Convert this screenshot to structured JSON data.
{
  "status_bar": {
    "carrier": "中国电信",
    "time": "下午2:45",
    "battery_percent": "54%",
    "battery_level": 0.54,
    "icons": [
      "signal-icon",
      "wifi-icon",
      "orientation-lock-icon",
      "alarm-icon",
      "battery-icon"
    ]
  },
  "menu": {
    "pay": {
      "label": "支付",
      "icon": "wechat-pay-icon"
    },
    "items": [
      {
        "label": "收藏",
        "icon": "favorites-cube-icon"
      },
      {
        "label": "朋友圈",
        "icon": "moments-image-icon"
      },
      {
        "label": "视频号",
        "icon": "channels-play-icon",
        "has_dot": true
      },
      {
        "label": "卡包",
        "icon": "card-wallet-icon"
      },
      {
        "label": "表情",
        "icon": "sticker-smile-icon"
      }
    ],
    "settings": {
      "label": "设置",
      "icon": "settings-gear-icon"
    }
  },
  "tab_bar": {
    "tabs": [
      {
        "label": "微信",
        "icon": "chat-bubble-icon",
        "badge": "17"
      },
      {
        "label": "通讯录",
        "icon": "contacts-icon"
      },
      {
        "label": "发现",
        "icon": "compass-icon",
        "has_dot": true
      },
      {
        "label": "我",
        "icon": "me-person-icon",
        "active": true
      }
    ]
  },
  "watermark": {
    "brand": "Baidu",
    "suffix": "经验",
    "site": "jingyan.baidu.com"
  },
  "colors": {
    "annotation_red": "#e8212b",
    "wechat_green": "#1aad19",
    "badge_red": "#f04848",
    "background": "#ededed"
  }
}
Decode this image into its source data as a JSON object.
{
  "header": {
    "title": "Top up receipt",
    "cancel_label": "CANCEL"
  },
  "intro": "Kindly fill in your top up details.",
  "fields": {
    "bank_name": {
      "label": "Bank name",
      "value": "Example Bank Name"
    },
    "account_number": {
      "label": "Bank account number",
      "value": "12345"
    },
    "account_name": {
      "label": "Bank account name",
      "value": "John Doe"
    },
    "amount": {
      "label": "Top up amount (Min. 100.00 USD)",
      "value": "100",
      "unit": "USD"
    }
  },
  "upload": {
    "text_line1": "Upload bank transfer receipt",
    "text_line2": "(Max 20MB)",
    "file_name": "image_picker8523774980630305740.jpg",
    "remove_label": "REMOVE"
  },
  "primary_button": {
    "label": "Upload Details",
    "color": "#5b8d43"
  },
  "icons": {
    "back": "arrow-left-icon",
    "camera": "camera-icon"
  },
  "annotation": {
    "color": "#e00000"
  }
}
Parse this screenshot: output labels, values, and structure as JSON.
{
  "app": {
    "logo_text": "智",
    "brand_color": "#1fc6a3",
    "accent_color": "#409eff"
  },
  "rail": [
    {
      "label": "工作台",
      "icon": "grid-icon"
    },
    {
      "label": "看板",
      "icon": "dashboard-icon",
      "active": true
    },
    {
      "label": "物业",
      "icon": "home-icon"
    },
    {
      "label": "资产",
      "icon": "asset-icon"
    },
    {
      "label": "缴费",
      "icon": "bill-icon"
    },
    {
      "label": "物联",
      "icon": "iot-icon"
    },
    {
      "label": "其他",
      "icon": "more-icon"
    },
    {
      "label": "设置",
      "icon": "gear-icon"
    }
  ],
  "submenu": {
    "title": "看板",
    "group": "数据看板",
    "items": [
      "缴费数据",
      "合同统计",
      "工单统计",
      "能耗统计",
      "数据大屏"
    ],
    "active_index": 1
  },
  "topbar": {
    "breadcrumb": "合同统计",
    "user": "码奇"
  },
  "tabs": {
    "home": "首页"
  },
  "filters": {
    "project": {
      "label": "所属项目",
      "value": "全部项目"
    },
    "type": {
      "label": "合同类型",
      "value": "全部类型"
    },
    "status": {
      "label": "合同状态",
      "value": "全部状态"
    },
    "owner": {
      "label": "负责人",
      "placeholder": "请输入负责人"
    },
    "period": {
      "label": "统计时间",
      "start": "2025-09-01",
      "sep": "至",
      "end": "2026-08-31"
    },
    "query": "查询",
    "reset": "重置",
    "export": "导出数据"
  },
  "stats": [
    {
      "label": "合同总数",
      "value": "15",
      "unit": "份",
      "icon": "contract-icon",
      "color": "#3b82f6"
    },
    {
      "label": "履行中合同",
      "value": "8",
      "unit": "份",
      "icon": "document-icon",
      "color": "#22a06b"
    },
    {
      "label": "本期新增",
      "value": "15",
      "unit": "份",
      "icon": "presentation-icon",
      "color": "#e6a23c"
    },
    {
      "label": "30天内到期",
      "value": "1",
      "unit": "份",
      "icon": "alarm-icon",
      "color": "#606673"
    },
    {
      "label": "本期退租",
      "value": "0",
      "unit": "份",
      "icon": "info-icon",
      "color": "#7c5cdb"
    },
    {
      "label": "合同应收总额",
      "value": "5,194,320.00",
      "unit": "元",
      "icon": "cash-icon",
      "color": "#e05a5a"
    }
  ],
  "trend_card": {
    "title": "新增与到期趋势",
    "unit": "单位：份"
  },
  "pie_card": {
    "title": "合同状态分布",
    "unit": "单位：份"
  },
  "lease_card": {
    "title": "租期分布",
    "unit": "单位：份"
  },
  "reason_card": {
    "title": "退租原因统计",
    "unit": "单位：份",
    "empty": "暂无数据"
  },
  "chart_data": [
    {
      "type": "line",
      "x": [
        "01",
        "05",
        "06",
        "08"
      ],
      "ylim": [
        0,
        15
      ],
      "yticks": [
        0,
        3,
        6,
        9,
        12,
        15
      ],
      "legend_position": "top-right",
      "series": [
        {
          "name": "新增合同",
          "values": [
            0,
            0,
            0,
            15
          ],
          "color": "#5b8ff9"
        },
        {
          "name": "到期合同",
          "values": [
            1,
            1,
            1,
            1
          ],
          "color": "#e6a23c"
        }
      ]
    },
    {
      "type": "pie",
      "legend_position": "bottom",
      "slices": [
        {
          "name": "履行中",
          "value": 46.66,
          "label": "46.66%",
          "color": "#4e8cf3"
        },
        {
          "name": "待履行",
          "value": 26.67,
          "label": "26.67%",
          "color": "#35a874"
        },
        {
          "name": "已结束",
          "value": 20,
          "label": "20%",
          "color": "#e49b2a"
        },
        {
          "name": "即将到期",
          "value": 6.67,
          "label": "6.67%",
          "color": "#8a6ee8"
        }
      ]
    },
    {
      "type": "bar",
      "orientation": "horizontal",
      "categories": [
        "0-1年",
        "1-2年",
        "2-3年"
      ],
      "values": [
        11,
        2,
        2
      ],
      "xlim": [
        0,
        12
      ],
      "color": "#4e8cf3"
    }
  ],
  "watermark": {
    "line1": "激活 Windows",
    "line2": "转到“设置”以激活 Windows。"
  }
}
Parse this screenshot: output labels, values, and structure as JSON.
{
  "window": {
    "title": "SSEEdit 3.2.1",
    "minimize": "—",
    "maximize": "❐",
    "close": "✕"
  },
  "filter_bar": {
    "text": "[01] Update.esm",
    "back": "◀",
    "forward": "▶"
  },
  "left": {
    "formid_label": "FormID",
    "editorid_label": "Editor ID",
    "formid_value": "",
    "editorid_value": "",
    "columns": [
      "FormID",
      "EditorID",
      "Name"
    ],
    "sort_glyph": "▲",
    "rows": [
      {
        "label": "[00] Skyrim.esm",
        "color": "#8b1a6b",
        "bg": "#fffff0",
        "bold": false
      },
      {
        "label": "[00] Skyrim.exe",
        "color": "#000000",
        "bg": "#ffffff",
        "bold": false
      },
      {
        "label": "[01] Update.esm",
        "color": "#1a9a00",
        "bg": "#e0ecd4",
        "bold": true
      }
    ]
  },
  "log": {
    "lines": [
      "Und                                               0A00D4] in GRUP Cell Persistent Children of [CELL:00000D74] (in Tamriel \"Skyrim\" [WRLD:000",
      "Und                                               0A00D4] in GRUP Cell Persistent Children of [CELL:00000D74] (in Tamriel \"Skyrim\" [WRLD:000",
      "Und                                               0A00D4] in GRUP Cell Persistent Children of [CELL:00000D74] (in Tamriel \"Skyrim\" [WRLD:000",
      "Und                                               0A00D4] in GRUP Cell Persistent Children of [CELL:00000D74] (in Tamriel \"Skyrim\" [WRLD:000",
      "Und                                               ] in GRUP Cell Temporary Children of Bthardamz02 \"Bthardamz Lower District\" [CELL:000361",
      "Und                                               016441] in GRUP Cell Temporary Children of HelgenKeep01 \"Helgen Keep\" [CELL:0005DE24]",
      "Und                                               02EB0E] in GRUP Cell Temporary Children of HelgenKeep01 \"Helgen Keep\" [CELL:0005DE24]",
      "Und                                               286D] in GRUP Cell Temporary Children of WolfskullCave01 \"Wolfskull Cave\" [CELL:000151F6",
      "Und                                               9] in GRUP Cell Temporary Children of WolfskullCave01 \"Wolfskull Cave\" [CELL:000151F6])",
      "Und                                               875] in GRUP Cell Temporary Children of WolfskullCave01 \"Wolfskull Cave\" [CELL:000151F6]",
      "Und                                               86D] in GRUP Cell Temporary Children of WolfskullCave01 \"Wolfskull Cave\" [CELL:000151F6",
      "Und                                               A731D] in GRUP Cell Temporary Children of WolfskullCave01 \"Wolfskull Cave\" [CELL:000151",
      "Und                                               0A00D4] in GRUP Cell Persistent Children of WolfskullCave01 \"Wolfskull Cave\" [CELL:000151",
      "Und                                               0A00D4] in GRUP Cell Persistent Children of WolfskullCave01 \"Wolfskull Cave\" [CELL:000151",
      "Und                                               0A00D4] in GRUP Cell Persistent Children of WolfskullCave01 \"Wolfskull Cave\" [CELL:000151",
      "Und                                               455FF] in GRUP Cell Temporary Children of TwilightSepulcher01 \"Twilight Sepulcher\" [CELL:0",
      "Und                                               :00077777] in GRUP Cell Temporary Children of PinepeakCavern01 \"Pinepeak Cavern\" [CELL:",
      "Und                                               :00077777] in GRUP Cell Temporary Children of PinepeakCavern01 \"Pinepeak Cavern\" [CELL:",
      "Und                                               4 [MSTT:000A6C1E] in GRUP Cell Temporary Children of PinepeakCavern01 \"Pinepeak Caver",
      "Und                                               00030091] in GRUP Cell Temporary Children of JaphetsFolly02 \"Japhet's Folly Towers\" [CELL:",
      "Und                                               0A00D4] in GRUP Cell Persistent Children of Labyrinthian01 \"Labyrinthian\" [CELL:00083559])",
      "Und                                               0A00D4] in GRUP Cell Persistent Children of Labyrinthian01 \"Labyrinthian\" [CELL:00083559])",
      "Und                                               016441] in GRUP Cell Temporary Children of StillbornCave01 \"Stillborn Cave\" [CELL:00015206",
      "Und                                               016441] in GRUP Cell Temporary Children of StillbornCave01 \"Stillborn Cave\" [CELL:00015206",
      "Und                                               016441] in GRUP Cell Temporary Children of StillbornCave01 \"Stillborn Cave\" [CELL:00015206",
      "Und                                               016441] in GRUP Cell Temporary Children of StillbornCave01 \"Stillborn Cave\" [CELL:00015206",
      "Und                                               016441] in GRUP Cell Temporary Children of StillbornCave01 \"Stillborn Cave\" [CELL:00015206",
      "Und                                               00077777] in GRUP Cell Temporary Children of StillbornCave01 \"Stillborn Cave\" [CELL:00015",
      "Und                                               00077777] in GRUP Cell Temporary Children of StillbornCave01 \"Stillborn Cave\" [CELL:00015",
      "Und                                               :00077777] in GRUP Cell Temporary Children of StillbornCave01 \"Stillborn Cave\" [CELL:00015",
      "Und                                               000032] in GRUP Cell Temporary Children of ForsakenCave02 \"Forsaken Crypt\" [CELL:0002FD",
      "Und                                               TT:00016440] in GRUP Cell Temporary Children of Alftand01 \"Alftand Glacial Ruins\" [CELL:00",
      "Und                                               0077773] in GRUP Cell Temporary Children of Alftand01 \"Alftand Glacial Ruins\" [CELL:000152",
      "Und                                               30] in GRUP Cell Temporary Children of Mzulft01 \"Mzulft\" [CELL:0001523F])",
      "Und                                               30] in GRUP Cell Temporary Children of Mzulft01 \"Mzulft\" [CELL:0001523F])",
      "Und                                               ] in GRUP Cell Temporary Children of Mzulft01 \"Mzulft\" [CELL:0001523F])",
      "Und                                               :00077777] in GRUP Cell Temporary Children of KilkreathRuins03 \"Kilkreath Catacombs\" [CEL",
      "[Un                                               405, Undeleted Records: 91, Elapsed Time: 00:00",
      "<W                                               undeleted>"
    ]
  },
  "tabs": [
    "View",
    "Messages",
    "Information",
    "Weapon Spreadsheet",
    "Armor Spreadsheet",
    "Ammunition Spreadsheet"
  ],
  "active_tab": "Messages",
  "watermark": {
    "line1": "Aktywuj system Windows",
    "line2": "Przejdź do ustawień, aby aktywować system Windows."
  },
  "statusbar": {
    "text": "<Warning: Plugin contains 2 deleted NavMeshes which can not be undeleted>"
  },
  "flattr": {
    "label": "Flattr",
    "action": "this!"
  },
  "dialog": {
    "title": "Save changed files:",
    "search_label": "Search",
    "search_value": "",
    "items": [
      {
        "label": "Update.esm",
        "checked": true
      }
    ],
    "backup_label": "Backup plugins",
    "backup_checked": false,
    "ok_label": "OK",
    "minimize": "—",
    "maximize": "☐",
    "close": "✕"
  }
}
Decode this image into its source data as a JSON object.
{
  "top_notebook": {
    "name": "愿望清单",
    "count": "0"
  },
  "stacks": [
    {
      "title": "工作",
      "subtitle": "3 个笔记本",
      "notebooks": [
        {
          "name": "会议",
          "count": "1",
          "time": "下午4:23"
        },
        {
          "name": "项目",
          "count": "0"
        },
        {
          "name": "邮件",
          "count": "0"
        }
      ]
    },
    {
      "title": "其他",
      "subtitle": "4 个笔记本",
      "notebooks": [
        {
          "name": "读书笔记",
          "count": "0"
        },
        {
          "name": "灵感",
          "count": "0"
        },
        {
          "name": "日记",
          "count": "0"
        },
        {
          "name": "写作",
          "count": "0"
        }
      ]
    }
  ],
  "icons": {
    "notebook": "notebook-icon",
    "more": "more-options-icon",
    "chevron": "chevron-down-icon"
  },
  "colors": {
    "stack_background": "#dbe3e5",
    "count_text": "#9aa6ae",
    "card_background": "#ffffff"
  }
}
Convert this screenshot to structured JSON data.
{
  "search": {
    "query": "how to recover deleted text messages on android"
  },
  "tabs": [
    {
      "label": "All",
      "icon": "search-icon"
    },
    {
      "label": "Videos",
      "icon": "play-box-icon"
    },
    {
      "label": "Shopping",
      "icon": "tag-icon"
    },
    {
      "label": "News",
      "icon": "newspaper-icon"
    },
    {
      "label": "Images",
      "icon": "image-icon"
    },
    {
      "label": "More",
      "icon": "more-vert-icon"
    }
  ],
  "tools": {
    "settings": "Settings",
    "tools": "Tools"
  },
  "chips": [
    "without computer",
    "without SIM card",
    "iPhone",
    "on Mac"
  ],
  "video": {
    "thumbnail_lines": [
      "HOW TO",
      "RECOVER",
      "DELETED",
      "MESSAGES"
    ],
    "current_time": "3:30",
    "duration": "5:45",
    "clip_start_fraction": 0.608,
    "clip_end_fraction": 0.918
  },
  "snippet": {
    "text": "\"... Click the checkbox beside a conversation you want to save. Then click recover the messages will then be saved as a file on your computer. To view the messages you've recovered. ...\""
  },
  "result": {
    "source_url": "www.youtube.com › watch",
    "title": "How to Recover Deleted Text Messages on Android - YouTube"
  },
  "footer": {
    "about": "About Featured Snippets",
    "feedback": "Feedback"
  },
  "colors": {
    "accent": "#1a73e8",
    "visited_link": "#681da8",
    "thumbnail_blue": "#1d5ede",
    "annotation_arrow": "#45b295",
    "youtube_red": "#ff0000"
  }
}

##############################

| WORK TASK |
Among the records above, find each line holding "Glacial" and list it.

| OUTPUT OF THE EXERCISE |
      "Und                                               TT:00016440] in GRUP Cell Temporary Children of Alftand01 \"Alftand Glacial Ruins\" [CELL:00",
      "Und                                               0077773] in GRUP Cell Temporary Children of Alftand01 \"Alftand Glacial Ruins\" [CELL:000152",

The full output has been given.